Last week, the Federal Energy Regulatory Commission (FERC) that regulates natural gas pipelines approved the application of Cheniere Energy (LNG-NYSE) to build a facility to liquefy natural gas (LNG) for export to global markets. That approval will enable Cheniere to secure project financing to construct the facility after the company has worked diligently to secure off-take contracts for 2.1 billion cubic feet (Bcf) per day of gas to be shipped to customers in Europe and Asia. There are an additional four applications for LNG export facilities to be constructed in the United States, but exactly how many may be approved is a question mark. If we truly have not just 100 years, but rather 200 years of natural gas supply in the United States as Steve Farris, CEO of Apache (APA-NYSE) suggested at the recent CERA conference, then agreeing to export this resource may be appropriate from an economic perspective. But do we really have 200 years of supply? Moreover, do we have 200 years of supply at an economical cost?

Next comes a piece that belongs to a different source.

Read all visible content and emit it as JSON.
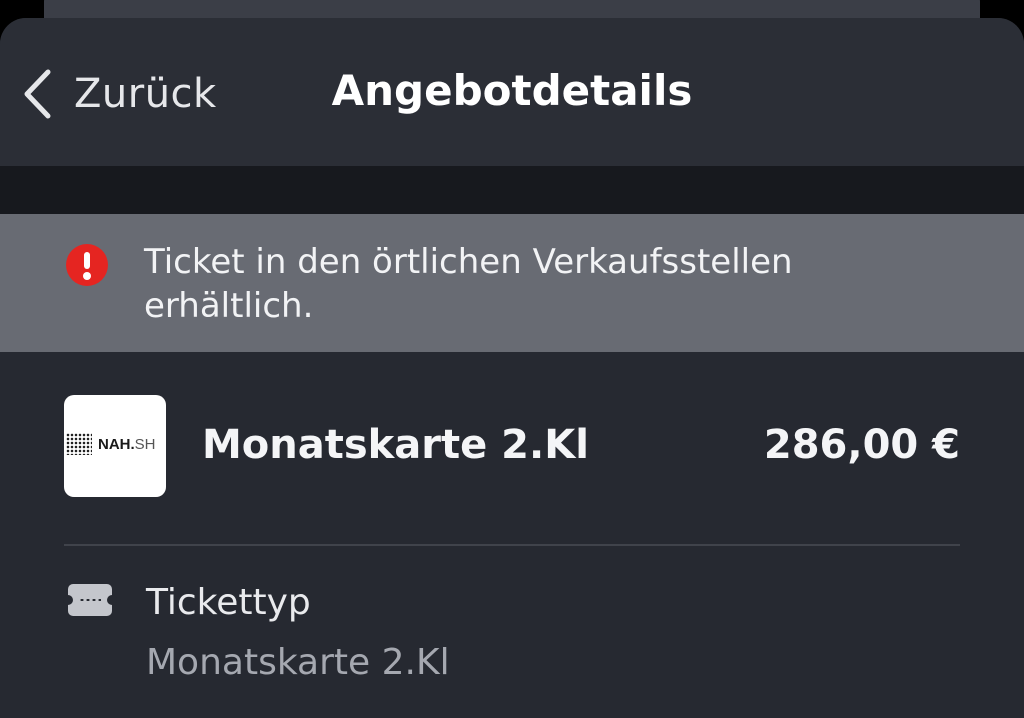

On the crude oil front, the roaring success of the development of oil shale plays in the Bakken basin of North Dakota and Montana, the Niobrara formation in Colorado and the Eagle Ford region of South Texas has people justifiably excited. But is it appropriate to be extending the recent monthly gains in U.S. oil production due to these new fields into a long-term national growth trend?
Eoin Treacy's view As anyone familiar with price charts is aware, they tend to move in long-term bull and bear market cycles. The logical corollary is that secular price trends affect the actions of consumers and suppliers.
High prices force consumers to find an alternative by either using less of the resource or substituting it for something cheaper. High prices also act as an incentive for producers to increase capacity and explore for new resources. In this regard the old commodity market adage “The best cure for high prices is high prices” is as true today as it ever was.
At the other end of the cycle low prices encourage consumption as the competitive advantage versus alternatives becomes more compelling. The supply side contracts as more production becomes uneconomic. As exploration budgets are cut, technological innovation becomes a necessity.
Right now the energy complex offers perhaps the best example in a decade of changes to long-term supply and demand interaction.
High prices are forcing consumers to consider alternatives, especially natural gas. Suppliers who have increasingly lost access to the most promising discoveries internationally have employed technology developed at the low end of the cycle to tap newly accessible oil and gas reserves. These patterns play out over decades but it is becoming increasingly clear that the technology used to increase supply in the USA will be internationalised and the trend to consume less energy will continue at least until prices for oil recede.
The West Texas Intermediate / Natural Gas and Coal / Natural Gas ratios hit at least near-term peaks two weeks ago, near 54 and 30 times the prices of gas respectively. They have since posted their largest reactions since 2009 suggesting that natural gas is more likely that not to outperform oil and coal as the ratio reverts towards the mean.
There are currently a number of arguments for why natural gas prices are too low on an absolute basis, not least because a great deal of unconventional supply is uneconomic below $4 and drilling rigs are migrating to shale oil deposits. However the downtrend remains intact. A sustained move above $2.50 and higher reaction low on a subsequent pullback, are required to confirm demand has returned to dominance beyond the short term.
The development of a US LNG export terminal represents perhaps the most direct attempt yet to benefit from low natural gas prices. A significant arbitrage exists between US prices and those in Europe and Asia. For example, the UK natural gas price trades at 57.9p per therm, which when converted to US Dollars and MMBtu equates to $9.35. With that spread it is little wonder companies are eager to export.
Cheniere Energy collapsed in 2008 before forming a two-year base. It broke upwards in late 2010 but retraced the entire advance from mid-2011 as questions about its ability to fund development mounted. The company announced off-take agreements with BG Group among others in October and prices have trended higher. Since the company's business model is based on natural gas arbitrage, the share may be susceptible to a decline should US natural gas prices rally. It pulled back sharply yesterday but a sustained move below $15 would be required to question the progression of higher reaction lows and medium-term uptrend consistency. (Also see Comment of the Day on November 22nd).
Chesapeake Energy has a sizeable debt load and has been pressured by the fall in natural gas prices. The share has returned to the April 2009 lows near $17.30 and while oversold in the short-term a sustained move above $20 would be required to suggest a return to demand dominance beyond the short term.